The best approach toward collaboration between DoD and the private sector is cleared licensed spectrum for flexible use or coordinated sharing on bands among federal users and private licensed and unlicensed users, with proceeds going to the taxpayers. Nationalization or excessive regulatory intervention stalled other nations in the race to 4G. America won that race and the competitive process soared ahead, leading to economic gains for in networking, standards and technology, and eventually prompting the creation of the App Economy. The race to 5G will be won if the private sector once again leads the way and the government does not get in the way.  
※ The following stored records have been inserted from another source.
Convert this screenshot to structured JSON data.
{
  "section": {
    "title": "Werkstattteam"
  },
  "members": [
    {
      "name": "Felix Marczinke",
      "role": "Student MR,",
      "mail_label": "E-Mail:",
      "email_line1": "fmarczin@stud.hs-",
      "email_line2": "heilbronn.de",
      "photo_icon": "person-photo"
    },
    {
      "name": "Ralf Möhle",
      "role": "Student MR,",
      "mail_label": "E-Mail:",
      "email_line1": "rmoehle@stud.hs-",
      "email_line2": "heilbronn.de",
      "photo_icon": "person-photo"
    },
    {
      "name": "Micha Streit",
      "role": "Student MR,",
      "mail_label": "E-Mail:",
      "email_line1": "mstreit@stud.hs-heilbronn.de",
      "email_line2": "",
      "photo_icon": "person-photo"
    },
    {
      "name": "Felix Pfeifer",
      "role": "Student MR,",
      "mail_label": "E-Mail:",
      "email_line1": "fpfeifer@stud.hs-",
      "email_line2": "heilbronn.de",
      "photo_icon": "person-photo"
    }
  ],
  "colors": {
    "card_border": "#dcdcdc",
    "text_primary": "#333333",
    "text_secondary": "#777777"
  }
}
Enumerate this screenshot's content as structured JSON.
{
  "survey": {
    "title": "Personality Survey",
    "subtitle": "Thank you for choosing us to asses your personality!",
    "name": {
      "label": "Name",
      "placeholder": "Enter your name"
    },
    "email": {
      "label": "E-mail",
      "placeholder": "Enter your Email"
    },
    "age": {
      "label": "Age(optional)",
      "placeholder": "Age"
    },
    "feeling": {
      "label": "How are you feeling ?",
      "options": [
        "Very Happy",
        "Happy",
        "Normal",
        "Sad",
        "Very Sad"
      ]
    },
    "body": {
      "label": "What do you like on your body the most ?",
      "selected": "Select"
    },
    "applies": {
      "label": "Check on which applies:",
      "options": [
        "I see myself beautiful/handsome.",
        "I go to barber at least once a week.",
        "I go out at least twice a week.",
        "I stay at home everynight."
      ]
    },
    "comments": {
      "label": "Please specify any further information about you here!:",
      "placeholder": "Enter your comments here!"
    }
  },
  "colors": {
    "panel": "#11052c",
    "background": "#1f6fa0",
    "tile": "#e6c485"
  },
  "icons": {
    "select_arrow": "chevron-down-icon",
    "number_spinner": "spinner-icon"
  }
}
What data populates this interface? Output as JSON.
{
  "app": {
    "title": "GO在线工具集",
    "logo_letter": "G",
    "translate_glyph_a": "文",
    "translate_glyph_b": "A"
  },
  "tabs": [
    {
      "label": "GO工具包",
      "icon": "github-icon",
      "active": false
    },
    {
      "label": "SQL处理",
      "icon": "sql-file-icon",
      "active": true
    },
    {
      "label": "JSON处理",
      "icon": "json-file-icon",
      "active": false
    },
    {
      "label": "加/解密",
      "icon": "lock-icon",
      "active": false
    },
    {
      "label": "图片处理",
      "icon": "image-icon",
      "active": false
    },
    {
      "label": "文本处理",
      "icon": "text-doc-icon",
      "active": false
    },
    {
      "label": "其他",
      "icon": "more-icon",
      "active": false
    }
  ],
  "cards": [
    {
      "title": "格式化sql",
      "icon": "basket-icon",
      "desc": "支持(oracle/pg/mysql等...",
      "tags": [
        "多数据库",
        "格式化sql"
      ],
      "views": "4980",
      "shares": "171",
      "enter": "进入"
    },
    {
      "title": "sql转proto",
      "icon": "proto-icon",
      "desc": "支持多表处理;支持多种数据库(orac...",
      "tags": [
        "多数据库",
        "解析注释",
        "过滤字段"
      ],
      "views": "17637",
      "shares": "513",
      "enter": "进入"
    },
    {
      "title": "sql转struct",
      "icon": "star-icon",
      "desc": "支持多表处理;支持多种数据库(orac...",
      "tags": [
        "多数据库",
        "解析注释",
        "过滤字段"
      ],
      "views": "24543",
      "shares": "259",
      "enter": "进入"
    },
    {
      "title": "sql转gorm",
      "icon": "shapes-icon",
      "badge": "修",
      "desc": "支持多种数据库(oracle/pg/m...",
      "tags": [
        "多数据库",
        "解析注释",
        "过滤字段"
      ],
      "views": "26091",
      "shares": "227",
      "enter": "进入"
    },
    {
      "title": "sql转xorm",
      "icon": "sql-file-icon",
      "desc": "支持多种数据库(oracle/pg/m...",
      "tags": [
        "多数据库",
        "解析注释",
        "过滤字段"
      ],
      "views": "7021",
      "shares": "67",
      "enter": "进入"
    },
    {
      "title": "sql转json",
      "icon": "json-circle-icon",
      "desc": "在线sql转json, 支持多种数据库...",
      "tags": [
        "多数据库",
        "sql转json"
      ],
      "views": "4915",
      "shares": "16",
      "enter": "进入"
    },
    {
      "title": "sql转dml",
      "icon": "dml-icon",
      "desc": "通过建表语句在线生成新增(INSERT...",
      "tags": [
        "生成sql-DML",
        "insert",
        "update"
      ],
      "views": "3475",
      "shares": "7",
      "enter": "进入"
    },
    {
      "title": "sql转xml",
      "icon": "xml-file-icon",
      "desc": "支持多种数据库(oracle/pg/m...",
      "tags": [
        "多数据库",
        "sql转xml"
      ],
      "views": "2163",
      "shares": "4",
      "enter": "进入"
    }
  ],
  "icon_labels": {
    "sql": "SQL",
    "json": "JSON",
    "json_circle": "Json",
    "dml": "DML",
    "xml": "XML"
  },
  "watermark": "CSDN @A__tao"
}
Thank you for your leadership on this critically important issue. We hope you will continue your efforts to slow down the process on this disruptive proposal and to roll back any efforts to nationalize 5G development and deployment.   


Grover G. Norquist
Americans for Tax Reform

Douglas Holtz-Eakin* 
American Action Forum

Jennifer Huddleston* 
Director of Technology & Innovation Policy
American Action Forum

Phil Kerpen
American Commitment

Daniel Schneider
Executive Director
American Conservative Union

Krisztine Pusok, Ph.D.
Director of Policy and Research
American Consumer Institute

Stephen Pociask 
President and CEO
American Consumer Institute

Brent Wm. Gardner
Chief Government Affairs Officer
Americans for Prosperity

Andrew F. Quinlan
Center for Freedom and Prosperity

Jeffery Mazzella
Center for Individual Freedom

Tom Schatz
Citizens Against Government Waste

Ashley Baker
Director of Public Policy
The Committee for Justice

Jessica Melugin 
Associate Director
Center for Technology & Innovation
Competitive Enterprise Institute

Jim Edwards 
Executive Director
Conservatives for Property Rights

Matthew Kandrach 
Consumer Action for a Strong Economy

Katie McAuliffe 
Executive Director
Digital Liberty

Jason Pye
Vice President of Legislative Affairs

George Landrith
Frontiers of Freedom

Jessica Anderson
Executive Director
Heritage Action for America

Mario H. Lopez 
Hispanic Leadership Fund

Carrie Lukas
Independent Women’s Forum

Heather R. Higgins
Independent Women’s Voice

Bartlett D. Cleland 
Executive Director
Innovation Economy Institute

Wayne T. Brough, PhD. 
Innovation Defense Foundation

Ian Adams 
Executive Director
International Center for Law and Economics

Tom Giovanetti 
Institute for Policy Innovation

Silvia Elaluf-Calderwood* 
The iSchool at Syracuse University

Andrea O’Sullivan 
Director, Center for Technology & Innovation
James Madison Institute

Seton Motley 
Less Government

James Czerniawski 
Policy Analyst, Tech and Innovation
Libertas Institute

Zach Graves 
Head of Policy
Lincoln Network

Brandon Arnold 
Executive Vice President
National Taxpayers Union

Eric Peterson
Pelican Center for Technology & Innovation 

Lorenzo Montanari 
Executive Director
Property Rights Alliance

Jeffery Westling 
Technology Resident Fellow
R Street Institute

Karen Kerrigan
President & CEO 
Small Business & Entrepreneurship Council 

James L. Martin 
60 Plus Association 

Saulius “Saul” Anuzis 
60 Plus Association 

David Williams 
Taxpayer Protection Alliance 

James E. Dunstan  
General Counsel 

Roslyn Layton, PhD 
President Elect Transition Team for  
Federal Communications Commission 2016-2017 

Mark A. Jamison, PhD 
President Elect Transition Team for  
Federal Communications Commission 2016-2017 

Casey Given 
Executive Director 
Young Voices 

*organization provided for identification purposes only